Given the rate cap, it’s only right that every Victorian business and household seek to keep the increase in these state government-controlled levy charges capped to 1.75 per cent as well.

While council rates have been capped at an average 2.1 per cent per year since 2016, state government’s landfill levy (11.7 per cent) and the fire services levy (5.4 per cent) have both increased by significantly more over the same period.

In a time of COVID recovery, councils are conscious of their role to minimise financial imposts on families and businesses, while we play a leading part in the community’s recovery and supporting those most vulnerable.

However, since the introduction of the rate cap, additional ratepayer costs have actually been driven by these state government charges, levied through rates – rather than local governments.

The impact of ongoing rate capping is that councils around the state are now making serious decisions about service levels and resourcing for programs.

While operating costs continue to rise, the restraint on rates will likely only capture around 40 per cent of the upward cost pressures. In 2022/23, we anticipate staff wage pressures around 2.5 per cent, while materials and services are likely to escalate by 4-5 per cent in the coming year, as these are the trends playing out in the broader economy.

Many councils are facing a double hit of escalating cost pressures in the new financial year combined with major operating deficits in many councils for the last two years. This is particularly the case for those councils that operate significant community and leisure facilities.

With multiple cost pressures in mind, local government is stuck in a parallel universe on expectations. Completing deliberative engagements with our 79 diverse communities across the state, not one community has asked their council to do less.

The sector’s concerns were recently backed up by The Centre for Future Work study Putting a Cap on Community: The Economic and Social Consequences of Victoria’s Local Government Rate Caps Policy, which was released before the rate cap announcement in December.

The report describes the rate cap as “a one-size-fits-all, blunt instrument, which paid no heed to the budgetary positions of individual councils when it was introduced; and it has compounded any revenue shortfalls since.”

It calculates that “the rate caps have reduced employment in Victoria (counting both direct local government jobs, and indirect private sector positions) by up to 7425 jobs in 2021-22. They have also reduced GDP by up to $890 million in 2021-22.”

The Fair Go rating approach has no capacity to link into the aspirations of local communities for their councils, or to build council revenue to levels that reflect the needs and concerns of individual communities.  Instead, it uses irrelevant indicators like CPI to determine the rate. Costs for maintaining road networks, collecting rubbish and managing kindergartens don't increase at the same rate as groceries, rent or going to the movies.
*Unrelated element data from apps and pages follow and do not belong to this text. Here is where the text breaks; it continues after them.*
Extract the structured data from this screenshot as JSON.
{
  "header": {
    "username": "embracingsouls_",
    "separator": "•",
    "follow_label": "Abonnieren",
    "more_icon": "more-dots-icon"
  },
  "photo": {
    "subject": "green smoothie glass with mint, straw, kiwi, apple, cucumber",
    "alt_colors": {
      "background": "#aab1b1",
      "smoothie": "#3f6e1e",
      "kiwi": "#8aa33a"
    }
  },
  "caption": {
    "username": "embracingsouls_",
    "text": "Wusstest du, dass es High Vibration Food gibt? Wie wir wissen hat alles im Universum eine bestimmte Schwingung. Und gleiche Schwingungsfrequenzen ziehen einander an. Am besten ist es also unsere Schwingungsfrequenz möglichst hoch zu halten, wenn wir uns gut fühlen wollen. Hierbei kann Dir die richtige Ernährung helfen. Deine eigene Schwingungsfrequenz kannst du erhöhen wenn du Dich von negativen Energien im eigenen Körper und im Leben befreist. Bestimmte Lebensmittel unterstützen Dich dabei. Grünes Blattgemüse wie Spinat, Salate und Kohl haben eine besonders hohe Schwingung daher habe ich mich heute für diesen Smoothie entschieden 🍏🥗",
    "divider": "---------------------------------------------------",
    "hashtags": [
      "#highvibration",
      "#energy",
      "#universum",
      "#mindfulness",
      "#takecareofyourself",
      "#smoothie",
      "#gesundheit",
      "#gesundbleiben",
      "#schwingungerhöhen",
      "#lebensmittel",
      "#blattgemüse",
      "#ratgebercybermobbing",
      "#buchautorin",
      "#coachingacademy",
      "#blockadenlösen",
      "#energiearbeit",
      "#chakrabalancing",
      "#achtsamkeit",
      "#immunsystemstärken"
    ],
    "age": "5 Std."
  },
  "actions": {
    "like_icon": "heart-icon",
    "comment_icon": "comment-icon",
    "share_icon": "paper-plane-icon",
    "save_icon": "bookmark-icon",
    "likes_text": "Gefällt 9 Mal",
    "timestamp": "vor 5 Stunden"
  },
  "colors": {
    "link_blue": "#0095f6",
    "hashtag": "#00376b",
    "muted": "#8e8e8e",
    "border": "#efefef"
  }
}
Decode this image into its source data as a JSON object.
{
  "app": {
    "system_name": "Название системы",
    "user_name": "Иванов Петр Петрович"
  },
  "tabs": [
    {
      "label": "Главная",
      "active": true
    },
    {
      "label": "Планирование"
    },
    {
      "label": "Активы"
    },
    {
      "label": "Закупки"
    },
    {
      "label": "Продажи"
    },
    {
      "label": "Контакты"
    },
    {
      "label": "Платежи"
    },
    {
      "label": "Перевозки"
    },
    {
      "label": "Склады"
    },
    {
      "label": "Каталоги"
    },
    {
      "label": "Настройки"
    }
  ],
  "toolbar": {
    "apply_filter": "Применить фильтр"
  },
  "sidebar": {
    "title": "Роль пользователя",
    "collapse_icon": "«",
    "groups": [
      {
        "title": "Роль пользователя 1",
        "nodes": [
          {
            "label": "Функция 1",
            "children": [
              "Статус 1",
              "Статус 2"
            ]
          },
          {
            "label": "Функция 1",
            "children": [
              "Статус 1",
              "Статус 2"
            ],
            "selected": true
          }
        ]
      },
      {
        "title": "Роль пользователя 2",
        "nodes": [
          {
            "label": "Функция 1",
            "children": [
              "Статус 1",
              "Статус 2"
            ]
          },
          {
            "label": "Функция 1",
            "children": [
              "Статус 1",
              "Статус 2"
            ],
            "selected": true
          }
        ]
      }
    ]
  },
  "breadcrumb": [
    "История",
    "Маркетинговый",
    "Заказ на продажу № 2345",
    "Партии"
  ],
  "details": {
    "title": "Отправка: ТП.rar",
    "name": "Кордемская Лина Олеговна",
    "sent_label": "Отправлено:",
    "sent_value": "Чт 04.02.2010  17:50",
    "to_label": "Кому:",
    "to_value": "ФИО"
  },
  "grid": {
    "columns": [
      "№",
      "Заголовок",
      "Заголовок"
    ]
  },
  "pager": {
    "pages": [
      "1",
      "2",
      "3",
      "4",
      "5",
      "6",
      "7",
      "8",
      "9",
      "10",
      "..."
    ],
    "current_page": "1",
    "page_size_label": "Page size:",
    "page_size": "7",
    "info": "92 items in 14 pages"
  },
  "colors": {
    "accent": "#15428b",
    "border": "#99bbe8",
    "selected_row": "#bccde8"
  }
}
MAV is calling for the state government to objectively review the rate cap and its implications, with the clear goal to restore financial independence for local government, in order that it can deliver on local community needs and aspirations.

For further information, contact the MAV Strategic Communications team on (03) 9667 5590.